We Have Choices for Our Economic Recovery

The COVID-19 crisis is revealing cracks and weak points throughout our economy, our government, and our ideas about the future.

Once the crisis is behind us, Maine leaders should think deeply about the weaknesses the virus has exposed and act accordingly to build a more resilient economy and sustainable path for our state.

Governor Mills recently released a statewide strategic plan. She should be commended for making a good start on a badly needed vision for Maine’s future.

The plan focuses on workforce development and innovation. These are two of the three key components of any plan. But it does not address investment.

Money can either be used to buy things today or it can be invested to make for better tomorrows.  Investment is a vote of confidence in the future.

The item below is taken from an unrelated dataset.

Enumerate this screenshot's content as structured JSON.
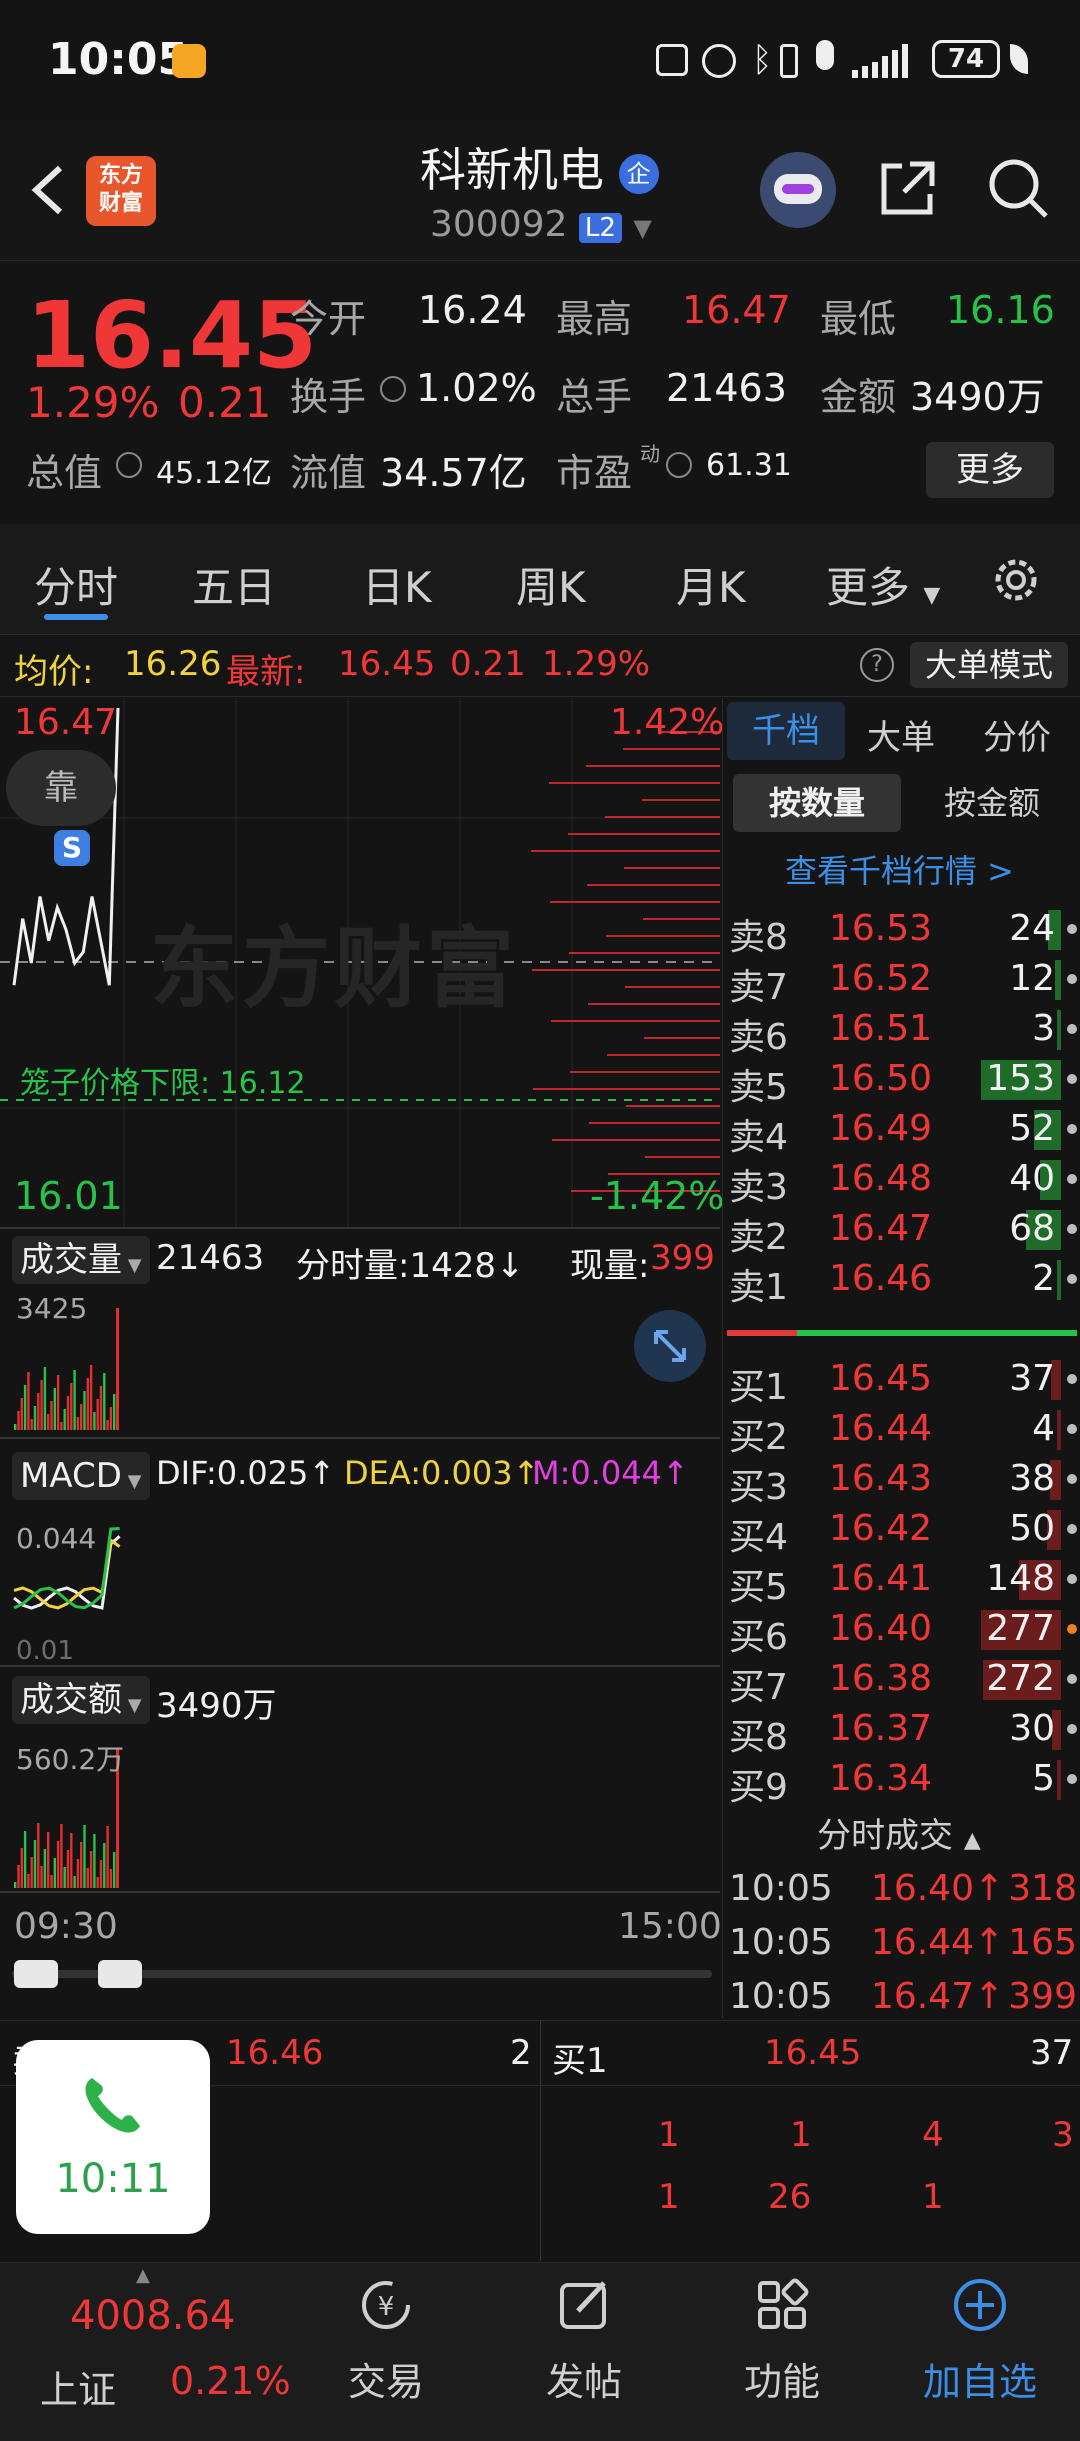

It creates new jobs, new taxpayers, and more prosperity for everyone.

The Governor’s strategic plan is a great start but it needs work to be complete.  What will it take for Maine to be more attractive to new businesses with 21st Century jobs than other states?

Having raised taxes in the past means fewer jobs, fewer workers, fewer young families in Maine, and a poorer, less productive, lower tax revenue future.  It will take a lot of courage and vision, but we need to lower property, sales, and income taxes to attract jobs and investment so that we will have more workers and younger people with families living here and paying taxes in the days to come.

As Maine, the nation and the world figure out when and how to hit the “reset” button after COVID-19, we have an opportunity to take a fresh look at the Governor’s strategic plan, the assumptions that went into it, and how we can add strategies for attracting private investment to the plan.

One thing is clear, our ways of living, working and spending will look different in the future. Maine is now feeling the pain of an economy that has shifted toward an imbalance of service-sector jobs.

We need a plan that supports the attraction of foundational jobs, the employers who create them, and the Mainers who will do the work of the future.